The simulation data management environment in Dassault Systemes’ SIMULIA, showing results, actions performed and remarks. The screenshot shows a project involving cylinder head preprocessing jobs at Dana Holdings. Image courtesy of Dana Holdings.
BMW uses MSC Software’s SimManager to manage simulation data, but the company also employs Dassault Systemes’ Abaqus Unified FEA software for vehicle safety simulations. Mando Softtech India uses Altair’s HyperWorks Collaboration Tools to manage its simulation jobs, but it relies on both Altair’s RADIOSS and Dassault Systemes’ Abaqus to perform simulation. SLM products, therefore, serve the user better if they’re developed to accommodate simulation software from a variety of suppliers, including SLM software makers’ rivals.
Some companies treat SLM as a big-data problem. Others contend that the bigger priority is to reduce complexity in the simulation process, to make it more accessible.
Meintjes cites two sets of companies as examples: “Tecplot (Chorus), VCollab and Altair Engineering (HiQube) for the big-data problem. Autodesk, ESI, ANSYS and MSC Software for democratization.” He’s not endorsing the companies named, he clarifies, but merely presenting examples of the different innovative approaches they have offer to tackle the problem of simulation usability.
Meintjes says he believes the answer is not to automate and cloak the experts’ process for others to use: “It is to understand how others, like designers and field engineers, can be helped to get their work done.”
Another conundrum for SLM vendors is satisfying both the extended enterprise and the workgroup requirements, as the need tends to grow from workgroup to enterprise. BMW, for example, began using SimManager at a department level first for NVH and crash tests only, before expanding it to other types of simulation.
“PLM vendors understand the enterprise; CAE vendors understand the workgroup. Neither, in my opinion, has yet bridged the chasm,” Meintjes says.
Staying Small to be Competitive
Many might consider BMW one of the automotive manufacturing titans, but the company doesn’t think of itself as such. “BMW is a small company compared to its competitors, but we’re the most successful,” Hertlein says.
At conferences, Hertlein has met his counterparts from rival carmakers, who seemed puzzled by BMW’s approach. “Last year in Detroit, someone told me, ‘If we have to increase our development process, we hire more people.’ I told them, ‘That’s not what BMW does,’” he relates. “We’re trying to streamline and effectively use our resources. SLM is a big part of the reason we’re able to stay small and be as successful as we are.”

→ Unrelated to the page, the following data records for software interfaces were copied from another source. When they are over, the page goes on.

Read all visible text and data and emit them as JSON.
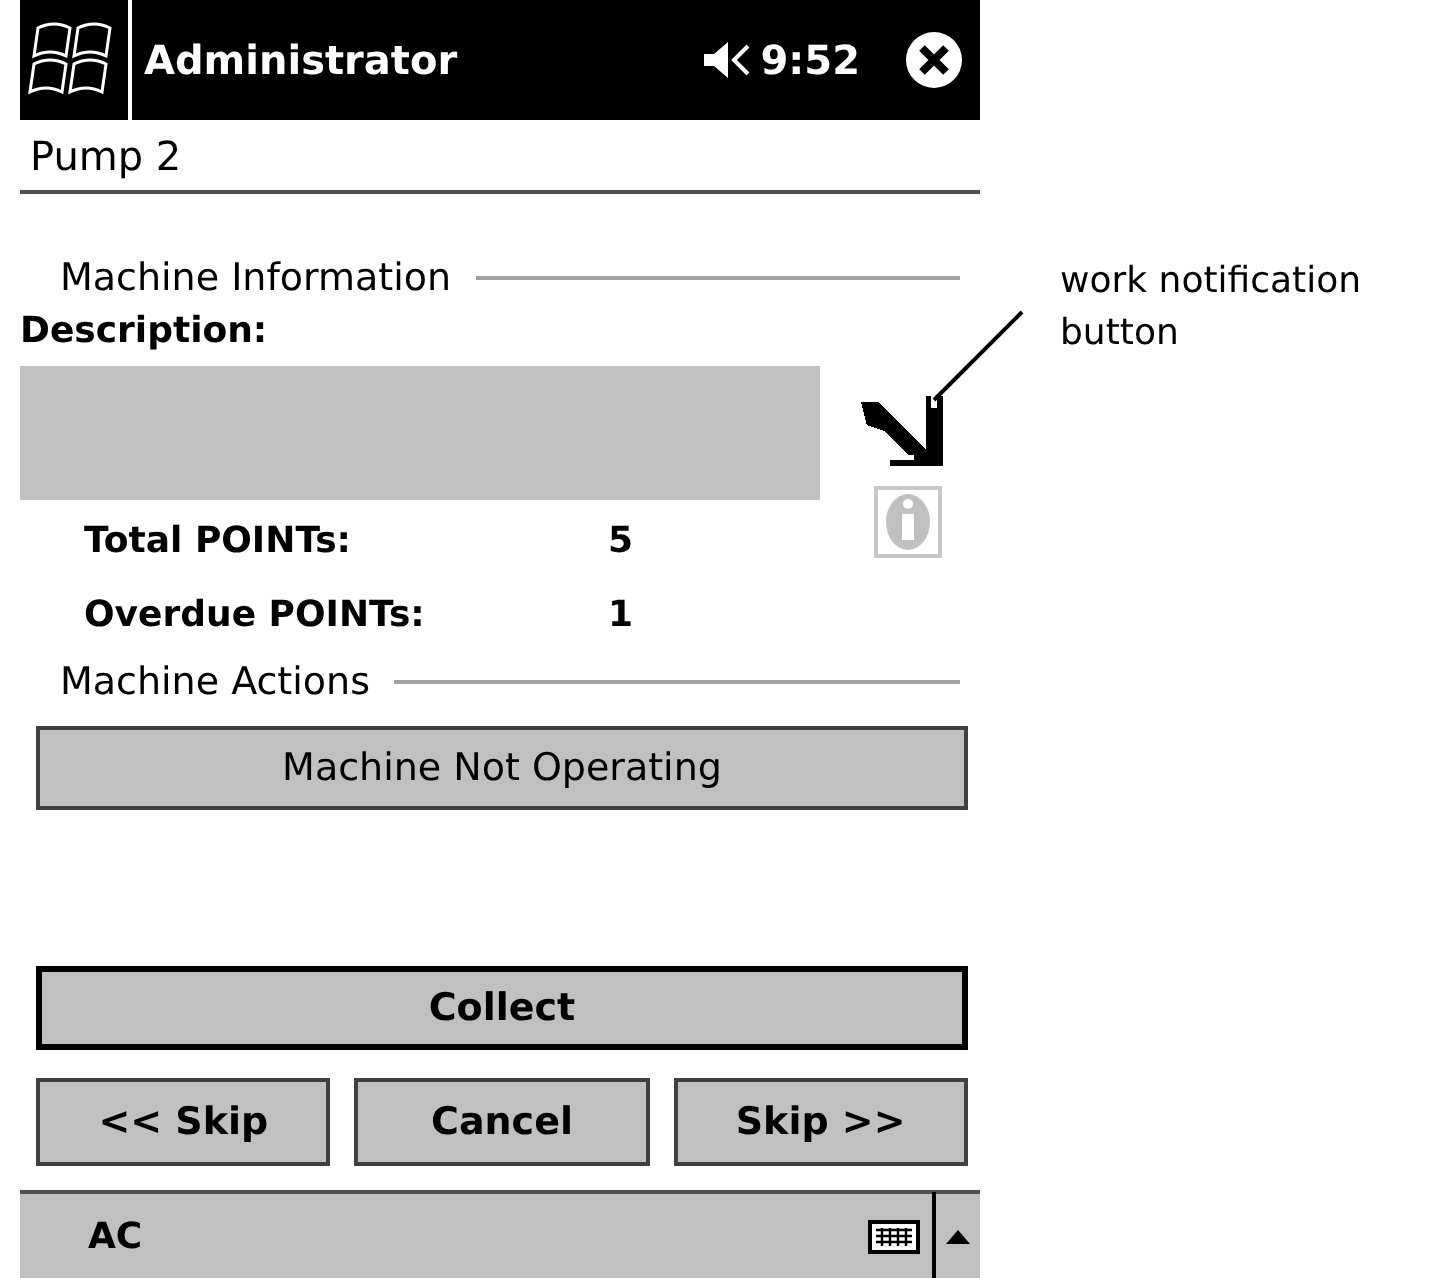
{
  "title_bar": {
    "title": "Administrator",
    "time": "9:52"
  },
  "header": {
    "title": "Pump 2"
  },
  "machine_information": {
    "heading": "Machine Information",
    "description_label": "Description:",
    "stats": [
      {
        "label": "Total POINTs:",
        "value": "5"
      },
      {
        "label": "Overdue POINTs:",
        "value": "1"
      }
    ],
    "info_button": {
      "disabled": true
    }
  },
  "machine_actions": {
    "heading": "Machine Actions",
    "button": "Machine Not Operating"
  },
  "collect_button": {
    "label": "Collect",
    "default": true
  },
  "nav_buttons": [
    "<< Skip",
    "Cancel",
    "Skip >>"
  ],
  "bottom_bar": {
    "label": "AC"
  },
  "annotation": {
    "text": "work notification button"
  }
}
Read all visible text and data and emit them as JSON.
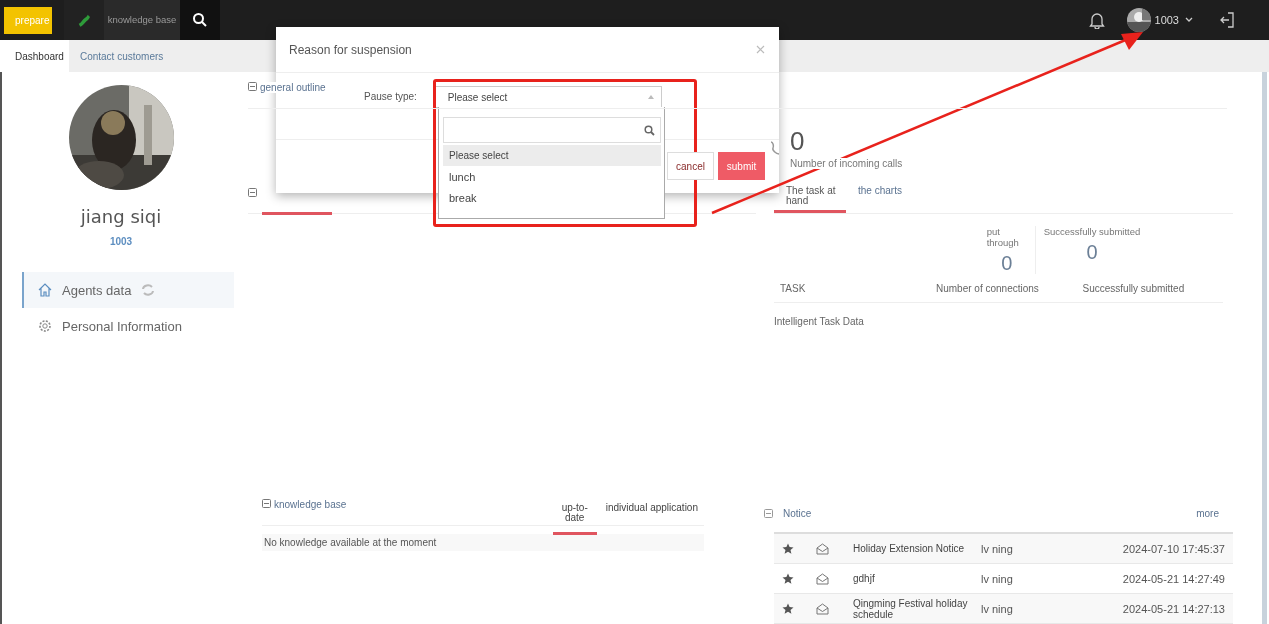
{
  "topbar": {
    "status": {
      "label": "prepare"
    },
    "knowledge": "knowledge base",
    "user": "1003"
  },
  "tabs": [
    {
      "label": "Dashboard",
      "selected": true
    },
    {
      "label": "Contact customers",
      "selected": false
    }
  ],
  "profile": {
    "name": "jiang siqi",
    "id": "1003"
  },
  "menu": [
    {
      "label": "Agents data",
      "selected": true
    },
    {
      "label": "Personal Information",
      "selected": false
    }
  ],
  "outline": {
    "title": "general outline",
    "incoming": {
      "value": "0",
      "label": "Number of incoming calls"
    }
  },
  "task": {
    "tabs": [
      {
        "label": "The task at hand",
        "selected": true
      },
      {
        "label": "the charts",
        "selected": false
      }
    ],
    "stats": [
      {
        "label": "put through",
        "value": "0"
      },
      {
        "label": "Successfully submitted",
        "value": "0"
      }
    ],
    "columns": [
      "TASK",
      "Number of connections",
      "Successfully submitted"
    ],
    "rows": [
      [
        "Intelligent Task Data"
      ]
    ]
  },
  "knowledge": {
    "title": "knowledge base",
    "tabs": [
      {
        "label": "up-to-date",
        "selected": true
      },
      {
        "label": "individual application",
        "selected": false
      }
    ],
    "empty": "No knowledge available at the moment"
  },
  "notice": {
    "title": "Notice",
    "more": "more",
    "rows": [
      {
        "title": "Holiday Extension Notice",
        "author": "lv ning",
        "time": "2024-07-10 17:45:37"
      },
      {
        "title": "gdhjf",
        "author": "lv ning",
        "time": "2024-05-21 14:27:49"
      },
      {
        "title": "Qingming Festival holiday schedule",
        "author": "lv ning",
        "time": "2024-05-21 14:27:13"
      }
    ]
  },
  "modal": {
    "title": "Reason for suspension",
    "field_label": "Pause type:",
    "value": "Please select",
    "options": [
      {
        "label": "Please select",
        "selected": true
      },
      {
        "label": "lunch",
        "selected": false
      },
      {
        "label": "break",
        "selected": false
      }
    ],
    "buttons": [
      {
        "label": "cancel",
        "kind": "secondary"
      },
      {
        "label": "submit",
        "kind": "primary"
      }
    ]
  }
}
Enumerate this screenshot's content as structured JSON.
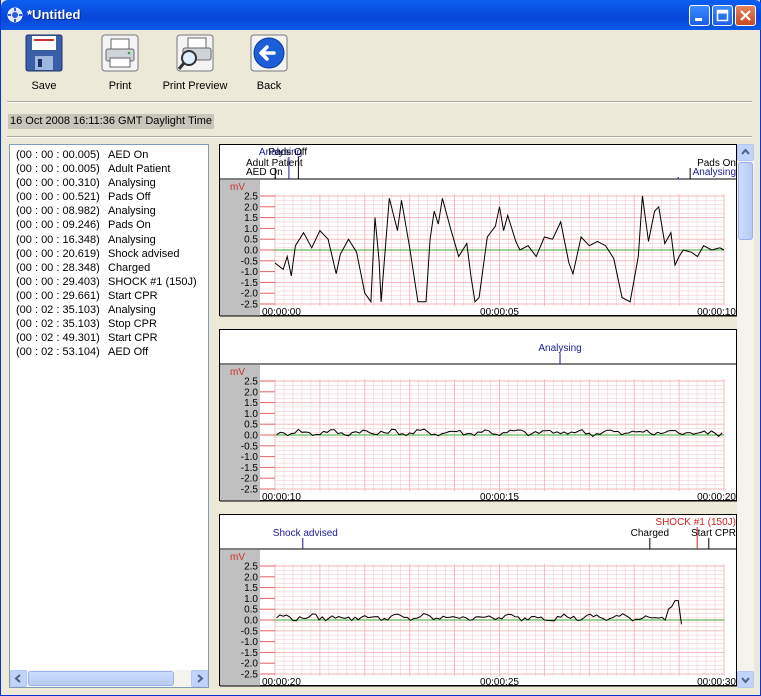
{
  "window": {
    "title": "*Untitled"
  },
  "toolbar": {
    "save_label": "Save",
    "print_label": "Print",
    "print_preview_label": "Print Preview",
    "back_label": "Back"
  },
  "datetime": "16 Oct 2008 16:11:36 GMT Daylight Time",
  "events": [
    {
      "time": "(00 : 00 : 00.005)",
      "label": "AED On"
    },
    {
      "time": "(00 : 00 : 00.005)",
      "label": "Adult Patient"
    },
    {
      "time": "(00 : 00 : 00.310)",
      "label": "Analysing"
    },
    {
      "time": "(00 : 00 : 00.521)",
      "label": "Pads Off"
    },
    {
      "time": "(00 : 00 : 08.982)",
      "label": "Analysing"
    },
    {
      "time": "(00 : 00 : 09.246)",
      "label": "Pads On"
    },
    {
      "time": "(00 : 00 : 16.348)",
      "label": "Analysing"
    },
    {
      "time": "(00 : 00 : 20.619)",
      "label": "Shock advised"
    },
    {
      "time": "(00 : 00 : 28.348)",
      "label": "Charged"
    },
    {
      "time": "(00 : 00 : 29.403)",
      "label": "SHOCK #1 (150J)"
    },
    {
      "time": "(00 : 00 : 29.661)",
      "label": "Start CPR"
    },
    {
      "time": "(00 : 02 : 35.103)",
      "label": "Analysing"
    },
    {
      "time": "(00 : 02 : 35.103)",
      "label": "Stop CPR"
    },
    {
      "time": "(00 : 02 : 49.301)",
      "label": "Start CPR"
    },
    {
      "time": "(00 : 02 : 53.104)",
      "label": "AED Off"
    }
  ],
  "colors": {
    "grid": "#f5b5b5",
    "trace": "#000000",
    "baseline": "#33aa33",
    "annotation_blue": "#1a1a9a",
    "annotation_red": "#d02020",
    "axis_gutter": "#c0c0c0"
  },
  "strips": [
    {
      "unit": "mV",
      "yticks": [
        "2.5",
        "2.0",
        "1.5",
        "1.0",
        "0.5",
        "0.0",
        "-0.5",
        "-1.0",
        "-1.5",
        "-2.0",
        "-2.5"
      ],
      "xticks": [
        "00:00:00",
        "00:00:05",
        "00:00:10"
      ],
      "annotations": [
        {
          "text": "AED On",
          "t": 0.005,
          "color": "black",
          "row": 3
        },
        {
          "text": "Adult Patient",
          "t": 0.005,
          "color": "black",
          "row": 2
        },
        {
          "text": "Analysing",
          "t": 0.31,
          "color": "blue",
          "row": 1
        },
        {
          "text": "Pads Off",
          "t": 0.521,
          "color": "black",
          "row": 1
        },
        {
          "text": "Analysing",
          "t": 8.982,
          "color": "blue",
          "row": 3
        },
        {
          "text": "Pads On",
          "t": 9.246,
          "color": "black",
          "row": 2
        }
      ],
      "trace": [
        [
          0,
          -0.6
        ],
        [
          0.2,
          -0.9
        ],
        [
          0.3,
          -0.3
        ],
        [
          0.4,
          -1.2
        ],
        [
          0.5,
          0.2
        ],
        [
          0.7,
          0.8
        ],
        [
          0.9,
          0.1
        ],
        [
          1.1,
          0.9
        ],
        [
          1.3,
          0.5
        ],
        [
          1.5,
          -1.1
        ],
        [
          1.6,
          -0.2
        ],
        [
          1.8,
          0.5
        ],
        [
          2.0,
          -0.1
        ],
        [
          2.2,
          -2.0
        ],
        [
          2.35,
          -2.4
        ],
        [
          2.45,
          1.5
        ],
        [
          2.55,
          -0.5
        ],
        [
          2.6,
          -2.4
        ],
        [
          2.8,
          2.4
        ],
        [
          3.0,
          0.9
        ],
        [
          3.1,
          2.3
        ],
        [
          3.3,
          0.1
        ],
        [
          3.5,
          -2.4
        ],
        [
          3.7,
          -2.4
        ],
        [
          3.8,
          0.5
        ],
        [
          3.9,
          1.8
        ],
        [
          4.0,
          1.2
        ],
        [
          4.1,
          2.4
        ],
        [
          4.3,
          1.0
        ],
        [
          4.5,
          -0.3
        ],
        [
          4.7,
          0.3
        ],
        [
          4.8,
          -1.2
        ],
        [
          4.9,
          -2.4
        ],
        [
          5.0,
          -2.2
        ],
        [
          5.2,
          0.6
        ],
        [
          5.4,
          1.1
        ],
        [
          5.5,
          2.0
        ],
        [
          5.6,
          0.9
        ],
        [
          5.7,
          1.6
        ],
        [
          5.9,
          0.4
        ],
        [
          6.0,
          0.0
        ],
        [
          6.2,
          0.2
        ],
        [
          6.4,
          -0.3
        ],
        [
          6.6,
          0.6
        ],
        [
          6.8,
          0.5
        ],
        [
          7.0,
          1.3
        ],
        [
          7.2,
          -0.6
        ],
        [
          7.3,
          -1.1
        ],
        [
          7.5,
          0.6
        ],
        [
          7.7,
          0.2
        ],
        [
          7.9,
          0.4
        ],
        [
          8.1,
          0.2
        ],
        [
          8.3,
          -0.4
        ],
        [
          8.5,
          -2.2
        ],
        [
          8.7,
          -2.4
        ],
        [
          8.9,
          -0.3
        ],
        [
          9.0,
          2.5
        ],
        [
          9.15,
          0.4
        ],
        [
          9.3,
          1.8
        ],
        [
          9.4,
          2.0
        ],
        [
          9.55,
          0.3
        ],
        [
          9.7,
          0.8
        ],
        [
          9.8,
          -0.7
        ],
        [
          9.9,
          -0.3
        ],
        [
          10.0,
          0.0
        ],
        [
          10.2,
          -0.1
        ],
        [
          10.35,
          -0.3
        ],
        [
          10.5,
          0.2
        ],
        [
          10.7,
          0.0
        ],
        [
          10.9,
          0.1
        ],
        [
          11.0,
          0.0
        ]
      ]
    },
    {
      "unit": "mV",
      "yticks": [
        "2.5",
        "2.0",
        "1.5",
        "1.0",
        "0.5",
        "0.0",
        "-0.5",
        "-1.0",
        "-1.5",
        "-2.0",
        "-2.5"
      ],
      "xticks": [
        "00:00:10",
        "00:00:15",
        "00:00:20"
      ],
      "annotations": [
        {
          "text": "Analysing",
          "t": 16.348,
          "color": "blue",
          "row": 2
        }
      ],
      "trace": "noise"
    },
    {
      "unit": "mV",
      "yticks": [
        "2.5",
        "2.0",
        "1.5",
        "1.0",
        "0.5",
        "0.0",
        "-0.5",
        "-1.0",
        "-1.5",
        "-2.0",
        "-2.5"
      ],
      "xticks": [
        "00:00:20",
        "00:00:25",
        "00:00:30"
      ],
      "annotations": [
        {
          "text": "Shock advised",
          "t": 20.619,
          "color": "blue",
          "row": 2
        },
        {
          "text": "Charged",
          "t": 28.348,
          "color": "black",
          "row": 2
        },
        {
          "text": "SHOCK #1 (150J)",
          "t": 29.403,
          "color": "red",
          "row": 1
        },
        {
          "text": "Start CPR",
          "t": 29.661,
          "color": "black",
          "row": 2
        }
      ],
      "trace": "noise-shock"
    }
  ]
}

Kenneth Wong is Desktop Engineering’s resident blogger and senior editor. Email him at email@example.com or share your thoughts on this article at deskeng.com/facebook.
Dana Holding Corp.
Mando Softtech India
MSC Software Corp.